U.S. Classification377/47, 377/48, 377/115, 377/107
International ClassificationH03K21/10, H03K21/08, H03K23/50
Cooperative ClassificationH03K23/505, H03K21/08, H03K21/10
European ClassificationH03K23/50B2, H03K21/08, H03K21/10
Legal Events
DateCodeEventDescription
Sep 16, 1991ASAssignment
Owner name: ALCATEL NETWORK SYSTEM INC.,
Free format text: ASSIGNMENT OF ASSIGNORS INTEREST.;ASSIGNOR:ROCKWELL INTERNATIONAL CORPORAITON, A DE CORP.;REEL/FRAME:005834/0511

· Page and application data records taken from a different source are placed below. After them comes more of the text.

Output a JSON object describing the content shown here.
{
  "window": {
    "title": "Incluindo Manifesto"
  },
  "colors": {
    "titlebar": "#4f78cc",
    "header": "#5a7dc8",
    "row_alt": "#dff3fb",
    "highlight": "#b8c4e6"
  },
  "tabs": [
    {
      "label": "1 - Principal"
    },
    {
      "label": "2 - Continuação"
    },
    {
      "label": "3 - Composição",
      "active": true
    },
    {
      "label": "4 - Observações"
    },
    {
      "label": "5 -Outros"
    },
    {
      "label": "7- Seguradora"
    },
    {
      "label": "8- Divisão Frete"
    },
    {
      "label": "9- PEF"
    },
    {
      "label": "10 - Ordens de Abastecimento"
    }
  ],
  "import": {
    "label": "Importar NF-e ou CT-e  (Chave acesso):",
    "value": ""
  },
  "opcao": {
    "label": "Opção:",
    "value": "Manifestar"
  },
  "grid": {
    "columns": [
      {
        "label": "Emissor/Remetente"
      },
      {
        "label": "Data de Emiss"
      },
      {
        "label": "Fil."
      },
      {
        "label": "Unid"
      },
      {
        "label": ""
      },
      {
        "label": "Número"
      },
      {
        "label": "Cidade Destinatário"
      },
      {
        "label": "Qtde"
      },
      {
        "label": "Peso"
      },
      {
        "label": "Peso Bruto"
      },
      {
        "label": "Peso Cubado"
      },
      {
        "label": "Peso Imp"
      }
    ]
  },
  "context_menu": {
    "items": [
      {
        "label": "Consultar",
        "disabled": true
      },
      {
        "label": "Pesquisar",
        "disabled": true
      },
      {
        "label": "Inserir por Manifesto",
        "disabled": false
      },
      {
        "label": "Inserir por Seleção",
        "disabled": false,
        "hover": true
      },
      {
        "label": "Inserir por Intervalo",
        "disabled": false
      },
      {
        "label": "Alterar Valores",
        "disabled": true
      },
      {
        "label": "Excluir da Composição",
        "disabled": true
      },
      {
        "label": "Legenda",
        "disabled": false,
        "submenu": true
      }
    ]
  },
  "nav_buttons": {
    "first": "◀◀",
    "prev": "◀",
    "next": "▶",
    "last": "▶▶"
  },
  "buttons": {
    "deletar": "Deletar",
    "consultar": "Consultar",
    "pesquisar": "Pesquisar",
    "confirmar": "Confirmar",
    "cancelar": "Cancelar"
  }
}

Effective date: 19910828
Owner name: ALCATEL NETWORK SYSTEM INC., TEXAS
Free format text: ASSIGNMENT OF ASSIGNORS INTEREST;ASSIGNOR:ROCKWELL INTERNATIONAL CORPORAITON;REEL/FRAME:005834/0511
Effective date: 19910828